"If those financial markets reverse course, we thought there was a possibility for September, but we don't think the data has been strong enough to offset the Fed's concerns about financial market stability," Pond said.
Pond said the central bank doesn't need the market to price in a higher probability of a rate hike for it to move off of zero rates for the first time in more than six years. "But we think the Fed would not want to surprise the market so it would have guided the market to price in a hike, or at least a better than 50 percent probability of a hike," said Pond.
Rieder said if the Fed does raise rates, the market will have a volatile reaction. He sees 10 percent odds for an October hike and 30 percent for December.
If the hike does come next week, "I think there's a tremendous amount of uncertainty that goes away," he said. "This is not a miraculous piece of news. I think once you get through the uncertainty, markets will have a tough time for a couple of hours, but then I think people will realize the world is not coming to an end, with a 25-basis-point move in the fed funds rate. I think it eliminates uncertainty. The markets hate uncertainty."
Analysts say Fed speakers will not be an influence for the markets as the FOMC meeting approaches since the central bank has entered a blackout period.

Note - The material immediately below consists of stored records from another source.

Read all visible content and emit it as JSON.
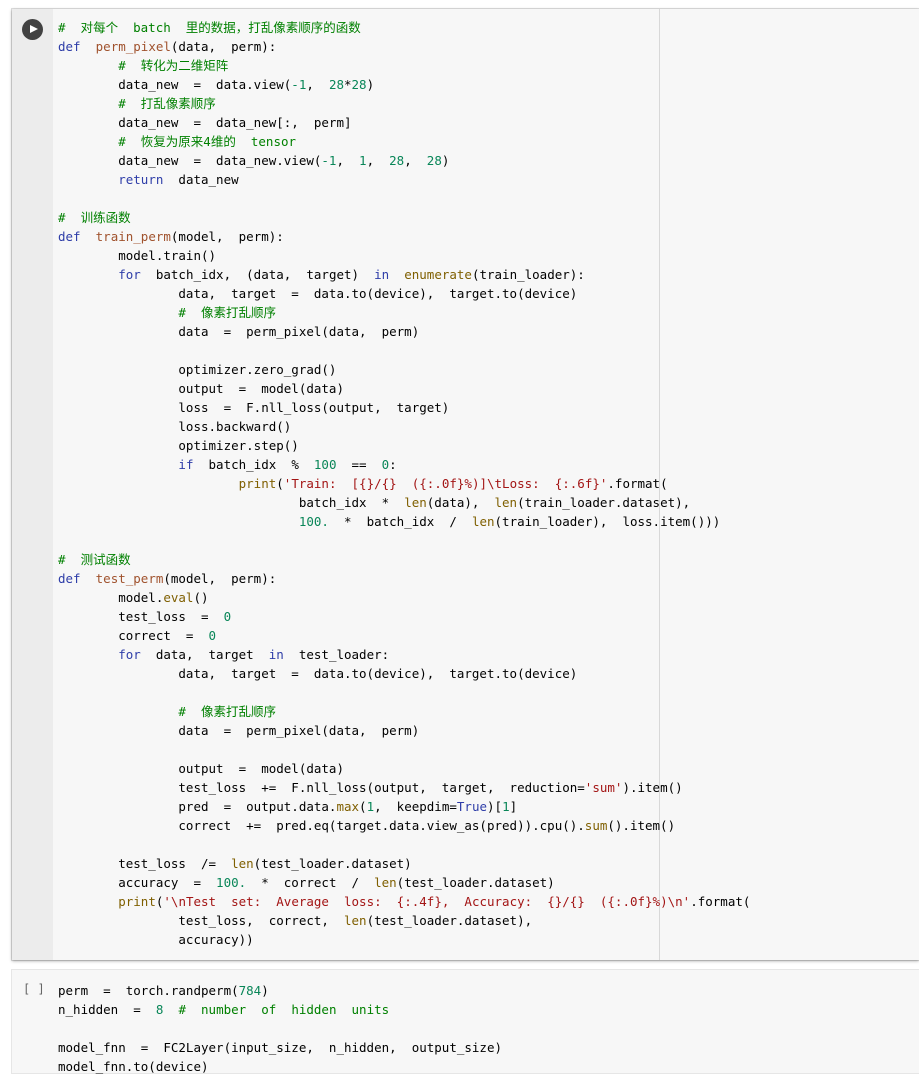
{
  "cells": [
    {
      "run_button_icon": "play-circle-icon",
      "lines": [
        [
          {
            "t": "#  对每个  batch  里的数据，打乱像素顺序的函数",
            "c": "cm"
          }
        ],
        [
          {
            "t": "def",
            "c": "kw"
          },
          {
            "t": "  "
          },
          {
            "t": "perm_pixel",
            "c": "fn"
          },
          {
            "t": "(data,  perm):"
          }
        ],
        [
          {
            "t": "        "
          },
          {
            "t": "#  转化为二维矩阵",
            "c": "cm"
          }
        ],
        [
          {
            "t": "        data_new  =  data.view("
          },
          {
            "t": "-1",
            "c": "num"
          },
          {
            "t": ",  "
          },
          {
            "t": "28",
            "c": "num"
          },
          {
            "t": "*"
          },
          {
            "t": "28",
            "c": "num"
          },
          {
            "t": ")"
          }
        ],
        [
          {
            "t": "        "
          },
          {
            "t": "#  打乱像素顺序",
            "c": "cm"
          }
        ],
        [
          {
            "t": "        data_new  =  data_new[:,  perm]"
          }
        ],
        [
          {
            "t": "        "
          },
          {
            "t": "#  恢复为原来4维的  tensor",
            "c": "cm"
          }
        ],
        [
          {
            "t": "        data_new  =  data_new.view("
          },
          {
            "t": "-1",
            "c": "num"
          },
          {
            "t": ",  "
          },
          {
            "t": "1",
            "c": "num"
          },
          {
            "t": ",  "
          },
          {
            "t": "28",
            "c": "num"
          },
          {
            "t": ",  "
          },
          {
            "t": "28",
            "c": "num"
          },
          {
            "t": ")"
          }
        ],
        [
          {
            "t": "        "
          },
          {
            "t": "return",
            "c": "kw"
          },
          {
            "t": "  data_new"
          }
        ],
        [],
        [
          {
            "t": "#  训练函数",
            "c": "cm"
          }
        ],
        [
          {
            "t": "def",
            "c": "kw"
          },
          {
            "t": "  "
          },
          {
            "t": "train_perm",
            "c": "fn"
          },
          {
            "t": "(model,  perm):"
          }
        ],
        [
          {
            "t": "        model.train()"
          }
        ],
        [
          {
            "t": "        "
          },
          {
            "t": "for",
            "c": "kw"
          },
          {
            "t": "  batch_idx,  (data,  target)  "
          },
          {
            "t": "in",
            "c": "kw"
          },
          {
            "t": "  "
          },
          {
            "t": "enumerate",
            "c": "bi"
          },
          {
            "t": "(train_loader):"
          }
        ],
        [
          {
            "t": "                data,  target  =  data.to(device),  target.to(device)"
          }
        ],
        [
          {
            "t": "                "
          },
          {
            "t": "#  像素打乱顺序",
            "c": "cm"
          }
        ],
        [
          {
            "t": "                data  =  perm_pixel(data,  perm)"
          }
        ],
        [],
        [
          {
            "t": "                optimizer.zero_grad()"
          }
        ],
        [
          {
            "t": "                output  =  model(data)"
          }
        ],
        [
          {
            "t": "                loss  =  F.nll_loss(output,  target)"
          }
        ],
        [
          {
            "t": "                loss.backward()"
          }
        ],
        [
          {
            "t": "                optimizer.step()"
          }
        ],
        [
          {
            "t": "                "
          },
          {
            "t": "if",
            "c": "kw"
          },
          {
            "t": "  batch_idx  %  "
          },
          {
            "t": "100",
            "c": "num"
          },
          {
            "t": "  ==  "
          },
          {
            "t": "0",
            "c": "num"
          },
          {
            "t": ":"
          }
        ],
        [
          {
            "t": "                        "
          },
          {
            "t": "print",
            "c": "bi"
          },
          {
            "t": "("
          },
          {
            "t": "'Train:  [{}/{}  ({:.0f}%)]\\tLoss:  {:.6f}'",
            "c": "str"
          },
          {
            "t": ".format("
          }
        ],
        [
          {
            "t": "                                batch_idx  *  "
          },
          {
            "t": "len",
            "c": "bi"
          },
          {
            "t": "(data),  "
          },
          {
            "t": "len",
            "c": "bi"
          },
          {
            "t": "(train_loader.dataset),"
          }
        ],
        [
          {
            "t": "                                "
          },
          {
            "t": "100.",
            "c": "num"
          },
          {
            "t": "  *  batch_idx  /  "
          },
          {
            "t": "len",
            "c": "bi"
          },
          {
            "t": "(train_loader),  loss.item()))"
          }
        ],
        [],
        [
          {
            "t": "#  测试函数",
            "c": "cm"
          }
        ],
        [
          {
            "t": "def",
            "c": "kw"
          },
          {
            "t": "  "
          },
          {
            "t": "test_perm",
            "c": "fn"
          },
          {
            "t": "(model,  perm):"
          }
        ],
        [
          {
            "t": "        model."
          },
          {
            "t": "eval",
            "c": "bi"
          },
          {
            "t": "()"
          }
        ],
        [
          {
            "t": "        test_loss  =  "
          },
          {
            "t": "0",
            "c": "num"
          }
        ],
        [
          {
            "t": "        correct  =  "
          },
          {
            "t": "0",
            "c": "num"
          }
        ],
        [
          {
            "t": "        "
          },
          {
            "t": "for",
            "c": "kw"
          },
          {
            "t": "  data,  target  "
          },
          {
            "t": "in",
            "c": "kw"
          },
          {
            "t": "  test_loader:"
          }
        ],
        [
          {
            "t": "                data,  target  =  data.to(device),  target.to(device)"
          }
        ],
        [],
        [
          {
            "t": "                "
          },
          {
            "t": "#  像素打乱顺序",
            "c": "cm"
          }
        ],
        [
          {
            "t": "                data  =  perm_pixel(data,  perm)"
          }
        ],
        [],
        [
          {
            "t": "                output  =  model(data)"
          }
        ],
        [
          {
            "t": "                test_loss  +=  F.nll_loss(output,  target,  reduction="
          },
          {
            "t": "'sum'",
            "c": "str"
          },
          {
            "t": ").item()"
          }
        ],
        [
          {
            "t": "                pred  =  output.data."
          },
          {
            "t": "max",
            "c": "bi"
          },
          {
            "t": "("
          },
          {
            "t": "1",
            "c": "num"
          },
          {
            "t": ",  keepdim="
          },
          {
            "t": "True",
            "c": "kw"
          },
          {
            "t": ")["
          },
          {
            "t": "1",
            "c": "num"
          },
          {
            "t": "]"
          }
        ],
        [
          {
            "t": "                correct  +=  pred.eq(target.data.view_as(pred)).cpu()."
          },
          {
            "t": "sum",
            "c": "bi"
          },
          {
            "t": "().item()"
          }
        ],
        [],
        [
          {
            "t": "        test_loss  /=  "
          },
          {
            "t": "len",
            "c": "bi"
          },
          {
            "t": "(test_loader.dataset)"
          }
        ],
        [
          {
            "t": "        accuracy  =  "
          },
          {
            "t": "100.",
            "c": "num"
          },
          {
            "t": "  *  correct  /  "
          },
          {
            "t": "len",
            "c": "bi"
          },
          {
            "t": "(test_loader.dataset)"
          }
        ],
        [
          {
            "t": "        "
          },
          {
            "t": "print",
            "c": "bi"
          },
          {
            "t": "("
          },
          {
            "t": "'\\nTest  set:  Average  loss:  {:.4f},  Accuracy:  {}/{}  ({:.0f}%)\\n'",
            "c": "str"
          },
          {
            "t": ".format("
          }
        ],
        [
          {
            "t": "                test_loss,  correct,  "
          },
          {
            "t": "len",
            "c": "bi"
          },
          {
            "t": "(test_loader.dataset),"
          }
        ],
        [
          {
            "t": "                accuracy))"
          }
        ]
      ]
    },
    {
      "exec_count": "[ ]",
      "lines": [
        [
          {
            "t": "perm  =  torch.randperm("
          },
          {
            "t": "784",
            "c": "num"
          },
          {
            "t": ")"
          }
        ],
        [
          {
            "t": "n_hidden  =  "
          },
          {
            "t": "8",
            "c": "num"
          },
          {
            "t": "  "
          },
          {
            "t": "#  number  of  hidden  units",
            "c": "cm"
          }
        ],
        [],
        [
          {
            "t": "model_fnn  =  FC2Layer(input_size,  n_hidden,  output_size)"
          }
        ],
        [
          {
            "t": "model_fnn.to(device)"
          }
        ]
      ]
    }
  ]
}
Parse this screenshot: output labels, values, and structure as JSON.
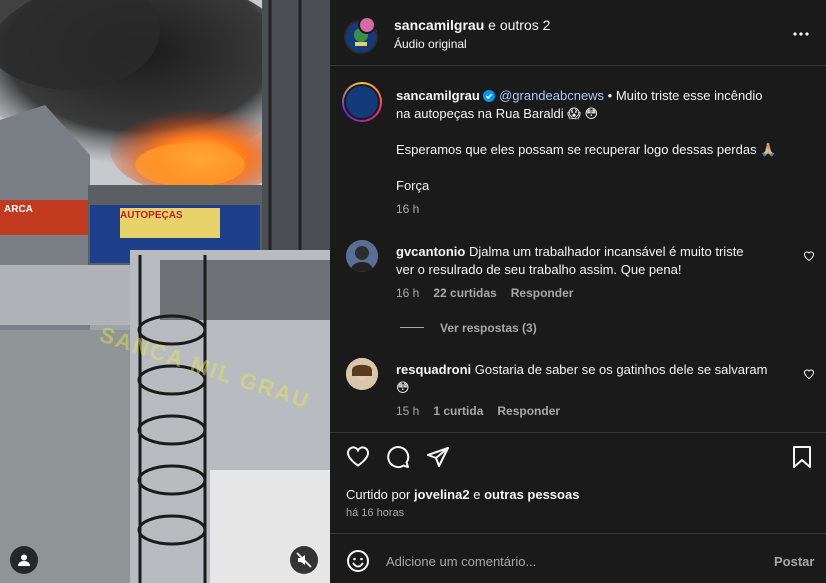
{
  "header": {
    "author": "sancamilgrau",
    "connector": "e outros 2",
    "subtitle": "Áudio original"
  },
  "caption": {
    "author": "sancamilgrau",
    "mention": "@grandeabcnews",
    "line1": " • Muito triste esse incêndio",
    "line2": "na autopeças na Rua Baraldi 😱 😳",
    "para2": "Esperamos que eles possam se recuperar logo dessas perdas 🙏🏼",
    "para3": "Força",
    "time": "16 h"
  },
  "comments": [
    {
      "author": "gvcantonio",
      "text1": "Djalma um trabalhador incansável é muito triste",
      "text2": "ver o resulrado de seu trabalho assim. Que pena!",
      "time": "16 h",
      "likes": "22 curtidas",
      "reply": "Responder",
      "view_replies": "Ver respostas (3)"
    },
    {
      "author": "resquadroni",
      "text1": "Gostaria de saber se os gatinhos dele se salvaram",
      "text2": "😳",
      "time": "15 h",
      "likes": "1 curtida",
      "reply": "Responder"
    }
  ],
  "likes": {
    "prefix": "Curtido por",
    "user": "jovelina2",
    "middle": "e",
    "others": "outras pessoas",
    "time": "há 16 horas"
  },
  "composer": {
    "placeholder": "Adicione um comentário...",
    "post": "Postar"
  },
  "media": {
    "watermark": "SANCA MIL GRAU",
    "sign_left": "ARCA",
    "sign_store": "AUTOPEÇAS"
  },
  "icons": {
    "more": "more-icon",
    "verified": "verified-badge-icon",
    "heart": "heart-icon",
    "comment": "comment-icon",
    "share": "share-icon",
    "save": "bookmark-icon",
    "emoji": "emoji-icon",
    "mute": "mute-icon",
    "user": "user-tag-icon"
  },
  "colors": {
    "panel_bg": "#1a1a1a",
    "link": "#a8c7fa",
    "verified": "#0095f6",
    "post": "#a8a8a8"
  }
}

Thursday's economic reports include weekly jobless claims data and import prices, at 8:30 a.m., and wholesale trade at 10 a.m. ET.